Data on current and historical evictions can help city officials spot trends in who is getting evicted and who is doing the evicting. It can help inform new housing policy and reform old housing policies that may put more vulnerable citizens at undue risk.

Hepburn says that the Eviction Lab is currently working, in part with the ACLU, on research that shows the extent to which Black renters are disproportionately affected by the eviction crisis.

More broadly, says Hepburn, better data can help provide some oversight for a system which is largely unregulated.

“It's the Wild West, right? There's no right to representation. Defendants have no right to counsel. They're on their own here,” says Hepburn. “I mean, this is people losing their homes, and they're being processed in bulk very quickly by the system that has very little oversight, and that we know very little about.”

A 2018 report by the Philadelphia Mayor’s Taskforce on Eviction Prevention and Response found that of Philadelphia’s 22,500 eviction cases in 2016, tenants had legal representation in only 9% of them.

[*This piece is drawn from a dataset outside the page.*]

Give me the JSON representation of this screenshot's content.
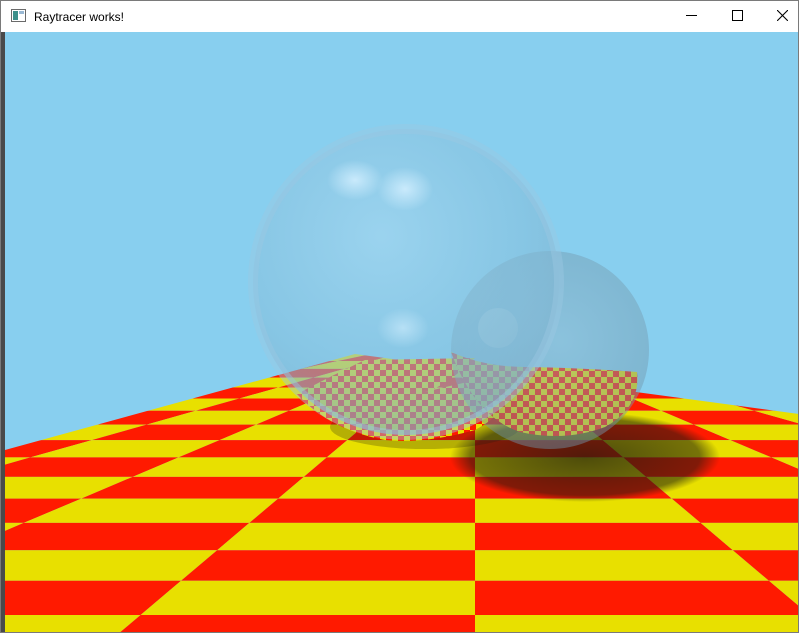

Included in Hepburn’s eviction data wishlist is an additional ask, something that is rarely included in any of the filings that the Eviction Lab and January Advisors have been poring over for years. He wants to know the relationship between money owed and monthly rent.

“At the individual level, if you were found to owe $1,500, was that on an apartment that's $1,500 a month? Or was it an apartment that's $500 a month? Because that makes a big difference in the story you're telling about the nature of the crisis, right? If you're letting somebody get three months behind that's different than evicting them immediately once they fall behind,” Hepburn says.

Now that the Eviction Tracking System has been out for a week, Hepburn says one of the next steps is to start reaching out to state and local governments to see if they can garner interest in the project. While he’s not ready to name any names just yet, he says that they’re already involved in talks with some interested parties.

*Correction: This story initially misidentified a jurisdiction that charges $10 to access an eviction filing. It is the state of Alabama, not the city of Atlanta. Also, at the time of publication, Peter Hepburn was an assistant professor at Rutgers, not an associate professor.

Alexandra Kanik is a data reporter at CityMetric.